The court did not reach the merits of these arguments, however, because it concluded that Millennium lacked standing to seek relief under section 19(d)(2) of the NGA. Specifically, the court held that Millennium failed to demonstrate that it has suffered an “injury in fact” as a result of NYDEC’s alleged failure to act on its water-quality certificate application within the one-year deadline established in the CWA, since that statute also deems the water-quality certificate requirement waived if no action is taken within that year. Millennium, slip op. at 6.  As a result, the court found that NYDEC’s failure to act does not stand in the way of Millennium’s project, since “Millennium ultimately needs one permit to begin construction on its pipeline: the certificate of public convenience from FERC.” Id.

The court did not, however, rule on whether NYDEC has in fact waived the water-quality certificate requirement by failing to act within one year. Instead, it placed that question before FERC, stating that Millennium “can go directly to FERC and present evidence of the Department’s waiver.” Id. at 8.  Were FERC to agree that the requirement has been waived, the condition on Millennium’s certificate of public convenience and necessity would be satisfied, removing it as an impediment to moving forward with construction.

The court’s ruling provides additional clarity regarding the interplay of Federal and State permitting authorities with respect to the water-quality certification requirements of the CWA, making it clear that FERC is the primary decision-maker as to whether those requirements have been waived by State inaction. This clarity will give FERC greater certainty as it takes steps to enforce permitting schedules and move proposed natural gas pipeline infrastructure projects forward more quickly. While parties in the proceeding argued that finding a lack of standing here would eviscerate the authority of the court under section 19(d) of the NGA to force State permitting agencies to act, the court noted that not all federal statutes have waiver provisions similar to the CWA, and that its decision has “no effect on situation in which a State’s “sheer inactivity” could actually frustrate the federal permitting process.” Slip op. at 10, citing Dominion Transmission, Inc. v. Summers, 723 F.3d 238 (D.C. Cir. 2013) (granting a petition to review a State permitting agency’s refusal to act on a Clean Air Act permit and remanding with instructions to complete the permitting process within a reasonable timeframe).

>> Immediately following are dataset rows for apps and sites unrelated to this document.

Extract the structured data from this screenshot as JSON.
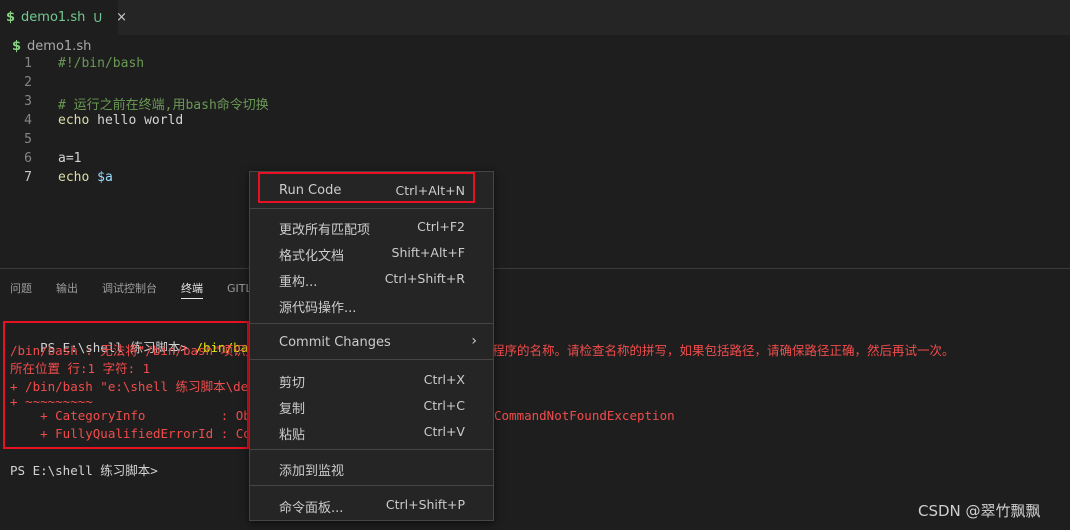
{
  "tab": {
    "filename": "demo1.sh",
    "status": "U",
    "close_icon": "×"
  },
  "breadcrumb": {
    "icon": "$",
    "file": "demo1.sh"
  },
  "editor": {
    "lines": [
      {
        "num": "1",
        "text": "#!/bin/bash"
      },
      {
        "num": "2",
        "text": ""
      },
      {
        "num": "3",
        "text": "# 运行之前在终端,用bash命令切换"
      },
      {
        "num": "4",
        "kw": "echo",
        "rest": " hello world"
      },
      {
        "num": "5",
        "text": ""
      },
      {
        "num": "6",
        "text": "a=1"
      },
      {
        "num": "7",
        "kw": "echo",
        "var": " $a"
      }
    ]
  },
  "panel_tabs": [
    "问题",
    "输出",
    "调试控制台",
    "终端",
    "GITL"
  ],
  "terminal": {
    "line1_prompt": "PS E:\\shell 练习脚本> ",
    "line1_cmd": "/bin/bash \"e",
    "line2_left": "/bin/bash : 无法将\"/bin/bash\"项识别",
    "line2_right": "程序的名称。请检查名称的拼写，如果包括路径，请确保路径正确，然后再试一次。",
    "line3": "所在位置 行:1 字符: 1",
    "line4": "+ /bin/bash \"e:\\shell 练习脚本\\dem",
    "line5": "+ ~~~~~~~~~",
    "line6_left": "    + CategoryInfo          : Obje",
    "line6_right": "CommandNotFoundException",
    "line7_left": "    + FullyQualifiedErrorId : Comm",
    "line8": "PS E:\\shell 练习脚本> "
  },
  "context_menu": {
    "items": [
      {
        "label": "Run Code",
        "shortcut": "Ctrl+Alt+N"
      },
      {
        "label": "更改所有匹配项",
        "shortcut": "Ctrl+F2"
      },
      {
        "label": "格式化文档",
        "shortcut": "Shift+Alt+F"
      },
      {
        "label": "重构...",
        "shortcut": "Ctrl+Shift+R"
      },
      {
        "label": "源代码操作...",
        "shortcut": ""
      },
      {
        "label": "Commit Changes",
        "shortcut": ""
      },
      {
        "label": "剪切",
        "shortcut": "Ctrl+X"
      },
      {
        "label": "复制",
        "shortcut": "Ctrl+C"
      },
      {
        "label": "粘贴",
        "shortcut": "Ctrl+V"
      },
      {
        "label": "添加到监视",
        "shortcut": ""
      },
      {
        "label": "命令面板...",
        "shortcut": "Ctrl+Shift+P"
      }
    ],
    "submenu_arrow": "›"
  },
  "watermark": "CSDN @翠竹飘飘",
  "colors": {
    "accent_red": "#e81123",
    "error_text": "#f14c4c",
    "git_untracked": "#73c991"
  }
}
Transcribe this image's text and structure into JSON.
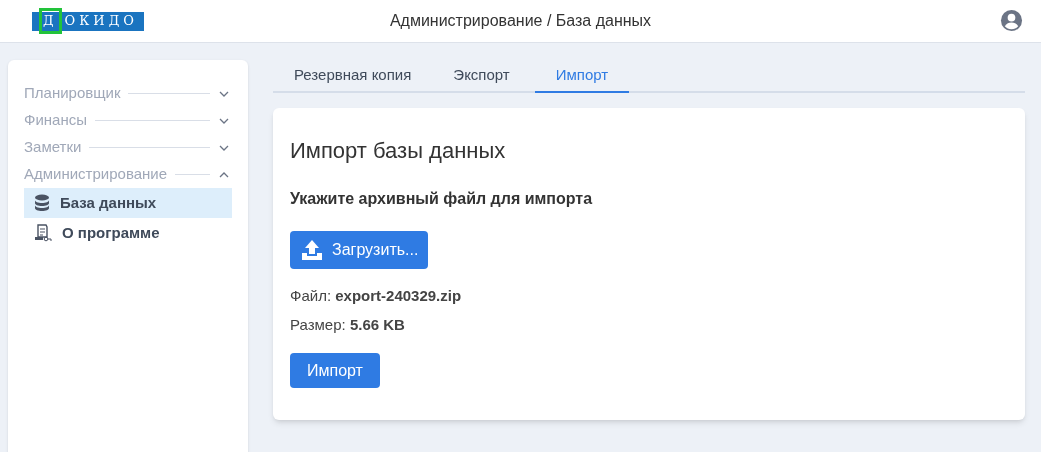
{
  "header": {
    "logo": {
      "first_letter": "Д",
      "rest": "ОКИДО"
    },
    "title": "Администрирование / База данных"
  },
  "sidebar": {
    "sections": [
      {
        "label": "Планировщик",
        "expanded": false
      },
      {
        "label": "Финансы",
        "expanded": false
      },
      {
        "label": "Заметки",
        "expanded": false
      },
      {
        "label": "Администрирование",
        "expanded": true,
        "items": [
          {
            "label": "База данных",
            "kind": "database",
            "selected": true
          },
          {
            "label": "О программе",
            "kind": "about",
            "selected": false
          }
        ]
      }
    ]
  },
  "tabs": [
    {
      "label": "Резервная копия",
      "selected": false
    },
    {
      "label": "Экспорт",
      "selected": false
    },
    {
      "label": "Импорт",
      "selected": true
    }
  ],
  "card": {
    "title": "Импорт базы данных",
    "subtitle": "Укажите архивный файл для импорта",
    "upload_button": "Загрузить...",
    "file_line": "Файл: **export-240329.zip**",
    "size_line": "Размер: **5.66 KB**",
    "import_button": "Импорт"
  }
}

TAGS: Climate Change, Sustainability, Water

PEOPLE: Jeffery S. Dennis